Description of the task. Whenever a line carries the word "category", pull it out of the entries.

Raw data.
▶

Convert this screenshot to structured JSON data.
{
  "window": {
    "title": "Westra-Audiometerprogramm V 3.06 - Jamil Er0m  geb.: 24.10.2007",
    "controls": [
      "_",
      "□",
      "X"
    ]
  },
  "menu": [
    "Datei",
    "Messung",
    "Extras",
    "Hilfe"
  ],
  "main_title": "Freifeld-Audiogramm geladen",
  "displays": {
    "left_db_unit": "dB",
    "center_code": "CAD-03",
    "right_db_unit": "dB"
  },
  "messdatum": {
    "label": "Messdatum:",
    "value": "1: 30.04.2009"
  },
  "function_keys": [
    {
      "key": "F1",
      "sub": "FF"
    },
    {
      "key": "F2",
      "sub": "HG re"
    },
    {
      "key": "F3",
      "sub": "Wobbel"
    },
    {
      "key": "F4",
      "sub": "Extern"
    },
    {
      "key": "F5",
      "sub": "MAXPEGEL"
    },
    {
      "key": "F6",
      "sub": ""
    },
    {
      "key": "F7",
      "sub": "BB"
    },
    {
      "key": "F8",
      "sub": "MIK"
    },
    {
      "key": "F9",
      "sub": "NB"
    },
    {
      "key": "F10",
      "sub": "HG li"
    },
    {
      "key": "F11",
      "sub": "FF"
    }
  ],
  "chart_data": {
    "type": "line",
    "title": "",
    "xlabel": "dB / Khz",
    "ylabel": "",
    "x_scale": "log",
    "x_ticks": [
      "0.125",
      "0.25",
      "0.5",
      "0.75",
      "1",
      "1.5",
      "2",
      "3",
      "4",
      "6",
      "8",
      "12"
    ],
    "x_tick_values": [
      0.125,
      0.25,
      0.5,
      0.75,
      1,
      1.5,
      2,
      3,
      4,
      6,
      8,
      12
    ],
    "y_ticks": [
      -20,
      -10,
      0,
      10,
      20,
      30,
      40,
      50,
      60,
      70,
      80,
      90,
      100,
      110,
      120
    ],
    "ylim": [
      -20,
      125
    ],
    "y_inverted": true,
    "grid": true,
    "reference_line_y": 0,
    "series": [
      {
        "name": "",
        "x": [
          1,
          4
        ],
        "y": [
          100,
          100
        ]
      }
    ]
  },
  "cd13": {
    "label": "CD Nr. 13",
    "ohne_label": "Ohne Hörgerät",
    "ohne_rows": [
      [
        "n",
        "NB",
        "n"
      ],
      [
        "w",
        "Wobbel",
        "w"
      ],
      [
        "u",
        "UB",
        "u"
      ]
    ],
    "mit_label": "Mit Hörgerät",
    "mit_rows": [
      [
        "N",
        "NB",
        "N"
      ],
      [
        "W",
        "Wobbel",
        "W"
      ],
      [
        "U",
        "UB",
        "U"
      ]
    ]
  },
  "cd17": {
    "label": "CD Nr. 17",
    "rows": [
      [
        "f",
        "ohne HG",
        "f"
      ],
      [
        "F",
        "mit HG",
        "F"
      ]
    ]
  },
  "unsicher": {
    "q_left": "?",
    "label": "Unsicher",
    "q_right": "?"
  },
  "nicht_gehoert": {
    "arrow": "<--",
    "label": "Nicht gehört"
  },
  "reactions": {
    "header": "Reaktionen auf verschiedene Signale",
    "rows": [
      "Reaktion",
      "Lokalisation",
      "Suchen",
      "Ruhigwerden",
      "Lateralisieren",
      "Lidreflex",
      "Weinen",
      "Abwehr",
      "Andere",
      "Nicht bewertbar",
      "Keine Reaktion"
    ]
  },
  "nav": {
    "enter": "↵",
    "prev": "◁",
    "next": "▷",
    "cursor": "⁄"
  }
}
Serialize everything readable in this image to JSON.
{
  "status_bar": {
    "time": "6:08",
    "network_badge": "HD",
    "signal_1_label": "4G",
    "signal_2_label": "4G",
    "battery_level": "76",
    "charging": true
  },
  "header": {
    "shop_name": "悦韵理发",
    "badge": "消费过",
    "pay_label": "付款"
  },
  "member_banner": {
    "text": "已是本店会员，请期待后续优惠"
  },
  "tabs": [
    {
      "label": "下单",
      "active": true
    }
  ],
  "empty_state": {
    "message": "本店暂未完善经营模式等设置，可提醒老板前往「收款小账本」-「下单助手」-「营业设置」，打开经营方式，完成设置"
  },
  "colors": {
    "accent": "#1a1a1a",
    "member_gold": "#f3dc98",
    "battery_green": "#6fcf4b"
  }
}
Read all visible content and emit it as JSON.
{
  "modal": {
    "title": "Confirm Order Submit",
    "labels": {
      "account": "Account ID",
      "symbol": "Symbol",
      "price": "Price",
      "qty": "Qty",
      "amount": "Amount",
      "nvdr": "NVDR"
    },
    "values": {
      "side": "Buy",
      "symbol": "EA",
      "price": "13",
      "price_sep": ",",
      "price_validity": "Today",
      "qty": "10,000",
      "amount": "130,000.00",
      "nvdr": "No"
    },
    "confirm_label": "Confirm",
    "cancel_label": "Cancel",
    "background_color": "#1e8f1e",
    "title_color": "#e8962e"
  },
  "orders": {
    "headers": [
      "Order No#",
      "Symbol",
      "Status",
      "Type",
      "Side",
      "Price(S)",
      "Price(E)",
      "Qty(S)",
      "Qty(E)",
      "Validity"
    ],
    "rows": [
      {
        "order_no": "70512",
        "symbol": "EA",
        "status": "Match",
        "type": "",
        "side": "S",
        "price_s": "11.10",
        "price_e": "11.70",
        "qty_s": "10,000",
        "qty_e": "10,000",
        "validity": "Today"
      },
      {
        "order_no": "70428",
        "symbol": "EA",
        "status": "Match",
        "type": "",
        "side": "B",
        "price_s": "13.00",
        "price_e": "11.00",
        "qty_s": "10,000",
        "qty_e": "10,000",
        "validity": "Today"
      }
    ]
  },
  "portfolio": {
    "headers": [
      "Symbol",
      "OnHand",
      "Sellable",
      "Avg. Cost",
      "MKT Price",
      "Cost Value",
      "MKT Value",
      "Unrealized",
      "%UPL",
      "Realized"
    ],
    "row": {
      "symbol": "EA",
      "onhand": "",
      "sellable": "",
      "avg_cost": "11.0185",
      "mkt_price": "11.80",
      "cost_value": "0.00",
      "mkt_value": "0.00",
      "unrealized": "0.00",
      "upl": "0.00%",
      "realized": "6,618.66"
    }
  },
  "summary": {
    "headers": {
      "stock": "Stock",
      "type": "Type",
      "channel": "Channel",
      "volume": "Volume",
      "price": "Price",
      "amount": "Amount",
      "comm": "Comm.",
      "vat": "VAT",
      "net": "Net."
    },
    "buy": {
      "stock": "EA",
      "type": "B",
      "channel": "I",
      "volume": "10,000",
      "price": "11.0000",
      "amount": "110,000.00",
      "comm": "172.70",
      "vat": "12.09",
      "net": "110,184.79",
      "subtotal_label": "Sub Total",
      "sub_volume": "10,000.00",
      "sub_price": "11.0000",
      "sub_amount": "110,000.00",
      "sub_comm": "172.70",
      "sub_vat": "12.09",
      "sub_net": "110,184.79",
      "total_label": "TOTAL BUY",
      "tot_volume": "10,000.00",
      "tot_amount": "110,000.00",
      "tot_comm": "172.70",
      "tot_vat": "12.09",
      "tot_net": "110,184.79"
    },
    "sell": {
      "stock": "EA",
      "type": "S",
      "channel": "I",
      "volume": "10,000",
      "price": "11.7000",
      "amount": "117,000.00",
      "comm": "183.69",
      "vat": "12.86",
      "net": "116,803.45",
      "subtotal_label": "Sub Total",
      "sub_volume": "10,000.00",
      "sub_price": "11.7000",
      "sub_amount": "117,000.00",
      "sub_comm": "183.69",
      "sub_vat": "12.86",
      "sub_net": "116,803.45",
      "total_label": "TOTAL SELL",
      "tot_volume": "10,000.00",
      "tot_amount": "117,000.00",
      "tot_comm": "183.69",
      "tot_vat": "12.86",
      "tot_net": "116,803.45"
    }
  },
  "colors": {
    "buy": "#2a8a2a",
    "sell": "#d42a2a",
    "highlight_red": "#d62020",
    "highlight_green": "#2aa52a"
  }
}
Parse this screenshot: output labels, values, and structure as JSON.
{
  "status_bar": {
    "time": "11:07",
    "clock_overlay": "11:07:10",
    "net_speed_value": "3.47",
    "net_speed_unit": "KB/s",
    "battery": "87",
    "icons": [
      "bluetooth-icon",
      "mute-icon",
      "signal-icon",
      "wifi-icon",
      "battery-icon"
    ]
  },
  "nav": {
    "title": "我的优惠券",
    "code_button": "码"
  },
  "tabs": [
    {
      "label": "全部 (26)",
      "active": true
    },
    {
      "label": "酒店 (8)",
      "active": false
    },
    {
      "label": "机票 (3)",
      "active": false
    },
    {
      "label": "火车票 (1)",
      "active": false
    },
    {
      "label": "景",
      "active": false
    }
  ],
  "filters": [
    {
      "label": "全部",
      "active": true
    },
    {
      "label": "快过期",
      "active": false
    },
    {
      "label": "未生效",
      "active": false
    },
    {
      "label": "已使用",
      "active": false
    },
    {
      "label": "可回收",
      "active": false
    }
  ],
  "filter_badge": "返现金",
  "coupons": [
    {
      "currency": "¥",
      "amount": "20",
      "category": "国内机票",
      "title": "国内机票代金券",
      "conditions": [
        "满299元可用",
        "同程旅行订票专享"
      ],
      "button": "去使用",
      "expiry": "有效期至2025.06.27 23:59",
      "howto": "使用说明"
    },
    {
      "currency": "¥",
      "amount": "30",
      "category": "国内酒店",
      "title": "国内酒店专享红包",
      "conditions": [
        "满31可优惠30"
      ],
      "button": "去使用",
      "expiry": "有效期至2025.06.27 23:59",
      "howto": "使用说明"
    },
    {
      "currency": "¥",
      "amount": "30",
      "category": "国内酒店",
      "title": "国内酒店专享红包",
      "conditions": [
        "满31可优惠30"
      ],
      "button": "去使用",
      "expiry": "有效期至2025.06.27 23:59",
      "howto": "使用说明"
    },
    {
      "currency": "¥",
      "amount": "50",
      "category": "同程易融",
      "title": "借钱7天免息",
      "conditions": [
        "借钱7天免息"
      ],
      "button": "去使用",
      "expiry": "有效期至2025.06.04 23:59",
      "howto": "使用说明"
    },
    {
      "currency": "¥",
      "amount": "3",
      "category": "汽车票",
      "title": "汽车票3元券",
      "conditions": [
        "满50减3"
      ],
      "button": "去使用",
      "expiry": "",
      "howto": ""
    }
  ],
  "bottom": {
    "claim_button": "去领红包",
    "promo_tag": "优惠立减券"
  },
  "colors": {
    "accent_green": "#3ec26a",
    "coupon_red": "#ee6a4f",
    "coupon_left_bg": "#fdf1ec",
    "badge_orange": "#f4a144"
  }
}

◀

Task answer.
      "category": "国内机票",
      "category": "国内酒店",
      "category": "国内酒店",
      "category": "同程易融",
      "category": "汽车票",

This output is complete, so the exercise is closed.